### ACTIVITY
Down to the last line, reproduce the data that follows, but skip the pictures.

(Items from an interface collection)
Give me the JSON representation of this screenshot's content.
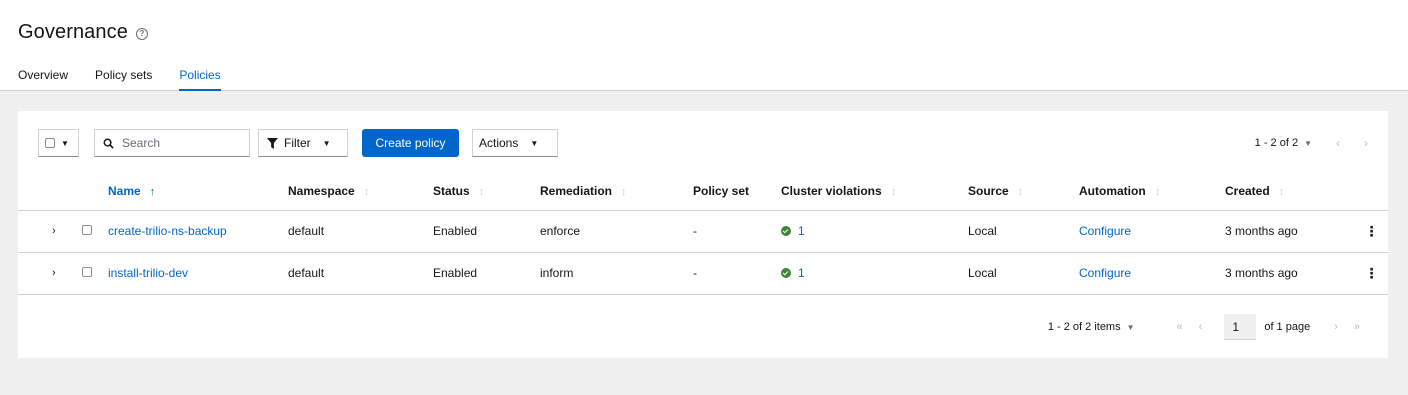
{
  "header": {
    "title": "Governance",
    "help_icon": "help-icon",
    "tabs": [
      {
        "label": "Overview",
        "active": false
      },
      {
        "label": "Policy sets",
        "active": false
      },
      {
        "label": "Policies",
        "active": true
      }
    ]
  },
  "toolbar": {
    "search_placeholder": "Search",
    "filter_label": "Filter",
    "create_label": "Create policy",
    "actions_label": "Actions",
    "pagination_label": "1 - 2 of 2"
  },
  "table": {
    "columns": [
      "Name",
      "Namespace",
      "Status",
      "Remediation",
      "Policy set",
      "Cluster violations",
      "Source",
      "Automation",
      "Created"
    ],
    "rows": [
      {
        "name": "create-trilio-ns-backup",
        "namespace": "default",
        "status": "Enabled",
        "remediation": "enforce",
        "policy_set": "-",
        "cluster_violations": "1",
        "source": "Local",
        "automation": "Configure",
        "created": "3 months ago"
      },
      {
        "name": "install-trilio-dev",
        "namespace": "default",
        "status": "Enabled",
        "remediation": "inform",
        "policy_set": "-",
        "cluster_violations": "1",
        "source": "Local",
        "automation": "Configure",
        "created": "3 months ago"
      }
    ]
  },
  "pagination": {
    "items_label": "1 - 2 of 2 items",
    "page": "1",
    "of_pages": "of 1 page"
  },
  "colors": {
    "accent": "#0066cc",
    "success": "#3e8635",
    "background": "#f0f0f0"
  }
}
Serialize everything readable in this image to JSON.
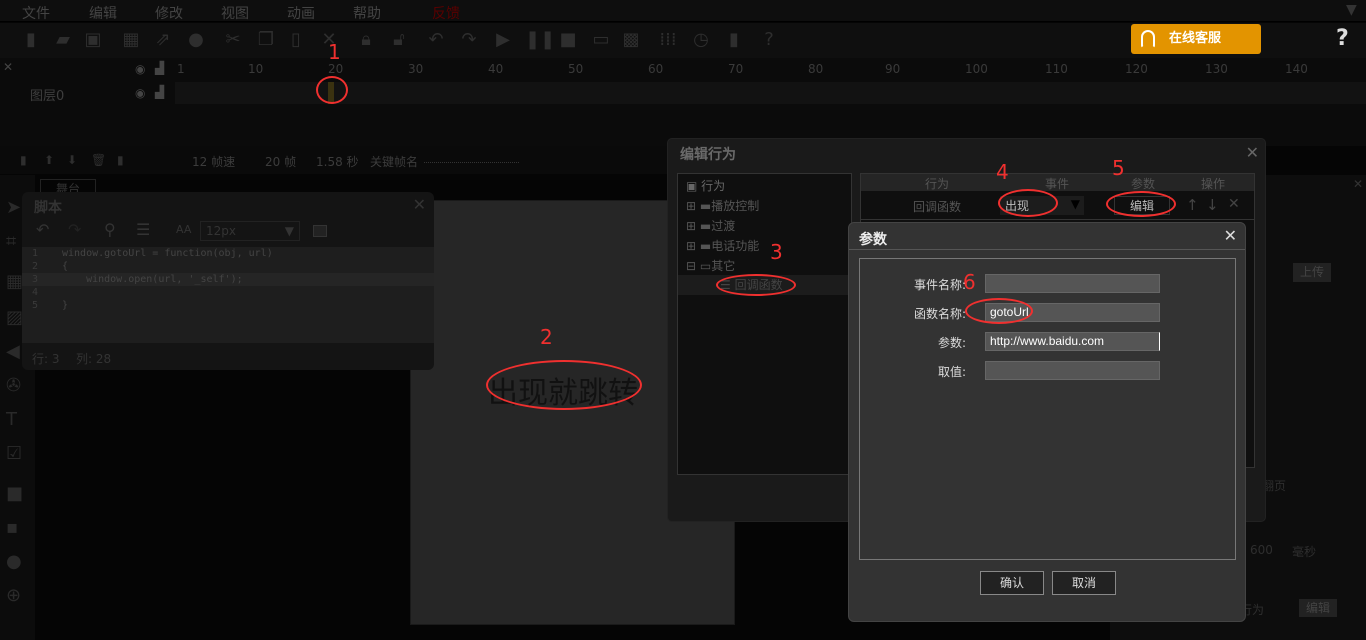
{
  "menu": [
    "文件",
    "编辑",
    "修改",
    "视图",
    "动画",
    "帮助",
    "反馈"
  ],
  "service_button": "在线客服",
  "timeline": {
    "ruler": [
      "1",
      "10",
      "20",
      "30",
      "40",
      "50",
      "60",
      "70",
      "80",
      "90",
      "100",
      "110",
      "120",
      "130",
      "140"
    ],
    "layer_name": "图层0",
    "fps": "12 帧速",
    "frame": "20 帧",
    "time": "1.58 秒",
    "keyframe_label": "关键帧名"
  },
  "stage_tab": "舞台",
  "stage_text": "出现就跳转",
  "script": {
    "title": "脚本",
    "font_size": "12px",
    "lines": [
      "window.gotoUrl = function(obj, url)",
      "{",
      "    window.open(url, '_self');",
      "",
      "}"
    ],
    "status_row": "行: 3",
    "status_col": "列: 28"
  },
  "behavior": {
    "title": "编辑行为",
    "tree": {
      "root": "行为",
      "folders": [
        "播放控制",
        "过渡",
        "电话功能",
        "其它"
      ],
      "leaf": "回调函数"
    },
    "columns": [
      "行为",
      "事件",
      "参数",
      "操作"
    ],
    "row": {
      "behavior": "回调函数",
      "event": "出现",
      "param": "编辑"
    }
  },
  "params": {
    "title": "参数",
    "fields": [
      {
        "label": "事件名称:",
        "value": ""
      },
      {
        "label": "函数名称:",
        "value": "gotoUrl"
      },
      {
        "label": "参数:",
        "value": "http://www.baidu.com"
      },
      {
        "label": "取值:",
        "value": ""
      }
    ],
    "ok": "确认",
    "cancel": "取消"
  },
  "right_panel": {
    "upload": "上传",
    "page_turn": "不翻页",
    "duration": "600",
    "ms": "毫秒",
    "behavior_select": "行为",
    "edit": "编辑"
  },
  "annotations": [
    "1",
    "2",
    "3",
    "4",
    "5",
    "6"
  ],
  "colors": {
    "accent": "#e39400",
    "annotation": "#f0302f"
  }
}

### WRITTEN RESPONSE
Give me the JSON representation of this screenshot's content.
{
  "header": {
    "title": "Governance",
    "help_icon": "help-icon",
    "tabs": [
      {
        "label": "Overview",
        "active": false
      },
      {
        "label": "Policy sets",
        "active": false
      },
      {
        "label": "Policies",
        "active": true
      }
    ]
  },
  "toolbar": {
    "search_placeholder": "Search",
    "filter_label": "Filter",
    "create_label": "Create policy",
    "actions_label": "Actions",
    "pagination_label": "1 - 2 of 2"
  },
  "table": {
    "columns": [
      "Name",
      "Namespace",
      "Status",
      "Remediation",
      "Policy set",
      "Cluster violations",
      "Source",
      "Automation",
      "Created"
    ],
    "rows": [
      {
        "name": "create-trilio-ns-backup",
        "namespace": "default",
        "status": "Enabled",
        "remediation": "enforce",
        "policy_set": "-",
        "cluster_violations": "1",
        "source": "Local",
        "automation": "Configure",
        "created": "3 months ago"
      },
      {
        "name": "install-trilio-dev",
        "namespace": "default",
        "status": "Enabled",
        "remediation": "inform",
        "policy_set": "-",
        "cluster_violations": "1",
        "source": "Local",
        "automation": "Configure",
        "created": "3 months ago"
      }
    ]
  },
  "pagination": {
    "items_label": "1 - 2 of 2 items",
    "page": "1",
    "of_pages": "of 1 page"
  },
  "colors": {
    "accent": "#0066cc",
    "success": "#3e8635",
    "background": "#f0f0f0"
  }
}
Serialize everything readable in this image to JSON.
{
  "menu": [
    "文件",
    "编辑",
    "修改",
    "视图",
    "动画",
    "帮助",
    "反馈"
  ],
  "service_button": "在线客服",
  "timeline": {
    "ruler": [
      "1",
      "10",
      "20",
      "30",
      "40",
      "50",
      "60",
      "70",
      "80",
      "90",
      "100",
      "110",
      "120",
      "130",
      "140"
    ],
    "layer_name": "图层0",
    "fps": "12 帧速",
    "frame": "20 帧",
    "time": "1.58 秒",
    "keyframe_label": "关键帧名"
  },
  "stage_tab": "舞台",
  "stage_text": "出现就跳转",
  "script": {
    "title": "脚本",
    "font_size": "12px",
    "lines": [
      "window.gotoUrl = function(obj, url)",
      "{",
      "    window.open(url, '_self');",
      "",
      "}"
    ],
    "status_row": "行: 3",
    "status_col": "列: 28"
  },
  "behavior": {
    "title": "编辑行为",
    "tree": {
      "root": "行为",
      "folders": [
        "播放控制",
        "过渡",
        "电话功能",
        "其它"
      ],
      "leaf": "回调函数"
    },
    "columns": [
      "行为",
      "事件",
      "参数",
      "操作"
    ],
    "row": {
      "behavior": "回调函数",
      "event": "出现",
      "param": "编辑"
    }
  },
  "params": {
    "title": "参数",
    "fields": [
      {
        "label": "事件名称:",
        "value": ""
      },
      {
        "label": "函数名称:",
        "value": "gotoUrl"
      },
      {
        "label": "参数:",
        "value": "http://www.baidu.com"
      },
      {
        "label": "取值:",
        "value": ""
      }
    ],
    "ok": "确认",
    "cancel": "取消"
  },
  "right_panel": {
    "upload": "上传",
    "page_turn": "不翻页",
    "duration": "600",
    "ms": "毫秒",
    "behavior_select": "行为",
    "edit": "编辑"
  },
  "annotations": [
    "1",
    "2",
    "3",
    "4",
    "5",
    "6"
  ],
  "colors": {
    "accent": "#e39400",
    "annotation": "#f0302f"
  }
}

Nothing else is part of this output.